EXERCISE GOAL —
The answer should be an exact copy of the data.

DATA FOR PROCESSING —
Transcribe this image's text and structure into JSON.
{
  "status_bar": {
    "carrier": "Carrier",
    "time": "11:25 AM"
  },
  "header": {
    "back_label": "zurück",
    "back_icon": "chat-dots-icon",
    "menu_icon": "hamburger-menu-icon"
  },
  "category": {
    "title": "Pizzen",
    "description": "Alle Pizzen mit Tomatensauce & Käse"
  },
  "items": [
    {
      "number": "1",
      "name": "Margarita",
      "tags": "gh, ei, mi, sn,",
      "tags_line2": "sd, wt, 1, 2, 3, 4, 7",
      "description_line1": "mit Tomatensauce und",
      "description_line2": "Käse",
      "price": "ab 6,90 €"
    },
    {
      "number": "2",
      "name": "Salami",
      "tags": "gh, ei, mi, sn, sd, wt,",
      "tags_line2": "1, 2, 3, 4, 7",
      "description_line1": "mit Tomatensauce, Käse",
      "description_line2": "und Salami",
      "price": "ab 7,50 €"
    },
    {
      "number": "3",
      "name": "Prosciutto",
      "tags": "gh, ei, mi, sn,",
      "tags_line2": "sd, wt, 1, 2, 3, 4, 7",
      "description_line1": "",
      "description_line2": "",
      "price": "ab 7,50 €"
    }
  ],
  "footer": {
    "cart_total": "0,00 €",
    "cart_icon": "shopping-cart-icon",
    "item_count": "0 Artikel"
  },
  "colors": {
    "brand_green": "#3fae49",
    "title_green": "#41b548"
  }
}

ANSWER FOR THIS EXERCISE —
Transcribe this image's text and structure into JSON.
{
  "status_bar": {
    "carrier": "Carrier",
    "time": "11:25 AM"
  },
  "header": {
    "back_label": "zurück",
    "back_icon": "chat-dots-icon",
    "menu_icon": "hamburger-menu-icon"
  },
  "category": {
    "title": "Pizzen",
    "description": "Alle Pizzen mit Tomatensauce & Käse"
  },
  "items": [
    {
      "number": "1",
      "name": "Margarita",
      "tags": "gh, ei, mi, sn,",
      "tags_line2": "sd, wt, 1, 2, 3, 4, 7",
      "description_line1": "mit Tomatensauce und",
      "description_line2": "Käse",
      "price": "ab 6,90 €"
    },
    {
      "number": "2",
      "name": "Salami",
      "tags": "gh, ei, mi, sn, sd, wt,",
      "tags_line2": "1, 2, 3, 4, 7",
      "description_line1": "mit Tomatensauce, Käse",
      "description_line2": "und Salami",
      "price": "ab 7,50 €"
    },
    {
      "number": "3",
      "name": "Prosciutto",
      "tags": "gh, ei, mi, sn,",
      "tags_line2": "sd, wt, 1, 2, 3, 4, 7",
      "description_line1": "",
      "description_line2": "",
      "price": "ab 7,50 €"
    }
  ],
  "footer": {
    "cart_total": "0,00 €",
    "cart_icon": "shopping-cart-icon",
    "item_count": "0 Artikel"
  },
  "colors": {
    "brand_green": "#3fae49",
    "title_green": "#41b548"
  }
}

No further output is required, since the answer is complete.